It's a large industry with a lot of moving parts, some of which arent working properly. A 2012 study by Oceana reported that less than 1% of imported seafood is inspected by the government for fraud. The result: in order to maximize profit, several species are mislabeled at various points throughout the supply chain, which means theres a good chance that the fish you think you're eating isn't that fish at all that cod isn't cod; that grouper isn't grouper; that tuna isn't tuna.
This can result in severely overpaying for fish at the supermarket and in restaurants. Consumption of fraudulent fish can result in illness. And, in some instances, eating the wrong species of fish could result in death.
In 2014, the U.S. Government tried to address the issue of seafood fraud.

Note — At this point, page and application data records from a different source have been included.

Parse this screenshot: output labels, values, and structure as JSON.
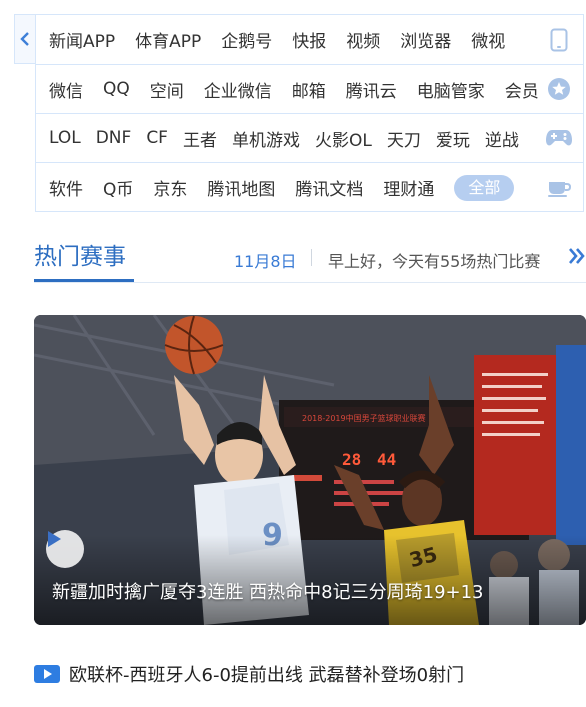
{
  "nav": {
    "back_icon": "chevron-left-icon",
    "rows": [
      {
        "items": [
          "新闻APP",
          "体育APP",
          "企鹅号",
          "快报",
          "视频",
          "浏览器",
          "微视"
        ],
        "icon": "phone-icon"
      },
      {
        "items": [
          "微信",
          "QQ",
          "空间",
          "企业微信",
          "邮箱",
          "腾讯云",
          "电脑管家",
          "会员"
        ],
        "icon": "star-icon"
      },
      {
        "items": [
          "LOL",
          "DNF",
          "CF",
          "王者",
          "单机游戏",
          "火影OL",
          "天刀",
          "爱玩",
          "逆战"
        ],
        "icon": "gamepad-icon"
      },
      {
        "items": [
          "软件",
          "Q币",
          "京东",
          "腾讯地图",
          "腾讯文档",
          "理财通"
        ],
        "all_label": "全部",
        "icon": "cup-icon"
      }
    ]
  },
  "hot": {
    "title": "热门赛事",
    "date": "11月8日",
    "greeting": "早上好，今天有55场热门比赛",
    "more_icon": "double-chevron-right-icon"
  },
  "card": {
    "caption": "新疆加时擒广厦夺3连胜 西热命中8记三分周琦19+13",
    "scoreboard": {
      "left_score": "28",
      "right_score": "44",
      "banner": "2018-2019中国男子篮球职业联赛"
    },
    "jersey_left": "9",
    "jersey_right": "35",
    "play_icon": "play-icon"
  },
  "news": {
    "icon": "video-icon",
    "text": "欧联杯-西班牙人6-0提前出线 武磊替补登场0射门"
  },
  "colors": {
    "accent": "#2d6ec1",
    "border": "#d6e6fa",
    "pill": "#b6cef0"
  }
}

The Presidential Task Force on Combating IUU Fishing and Seafood Fraud was established, and in 2015 published its Action Plan for Implementing Task Force Recommendations, which proposed a seafood traceability program. This program, however, requires traceability for only 13 "at-risk" seafood species of the over 1,700 imported seafood species.
The result? Without thorough traceability, there are still gaping holes in the seafood import supply chain where fraud can occur. Oceana's most recent report found on average one in five of the more than 25,000 samples of seafood tested worldwide was mislabeled.
This isn't right. We must call upon the Seafood Inspection Program, and let them know that 13 "at-risk" species is far from enough, that in order to eliminate seafood fraud, traceability must extend to ALL species. Sign the petition so you're so safe in knowing that the fish you're about to eat is the fish you wanted to eat.
To the Director of the Seafood Inspection Program:
Living in the United States allows many privileges, one being that the country itself is the basis for large, meaningful exchanges of goods. I am grateful for this. I am grateful to be a consumer that has been granted the privilege of choice.
What's unacceptable is when I as a consumer make a choice, pay for that choice, and find out later that I'd been lied to all along, that what I chose to purchase wasnt ever the item I sought, that it wasnt ever the item I was told by advertisements, by labels I'd be purchasing.
As you're aware, this exact issue has been going on with the seafood our country imports and distributes across from coast to coast. Despite intervention from the U.S. Government, it continues to happen, and I can't stand for it any longer.
It is unacceptable that 20% of the seafood reaching our plates isnt the seafood we chose.
I write to you to today, requesting you to revise the Action Plan for Implementing Task Force Recommendations, wherein a rule exists to enforce proper traceability of only 13 species of "at risk" fish. Thirteen species simply isn't enough not when the U.S. regularly imports 1,700 different species of fish from countries across the globe.
As it is my right as a consumer to know what exactly I'm purchasing, I urge you to enforce thorough traceability of all species of fish entering the United States.Thank you,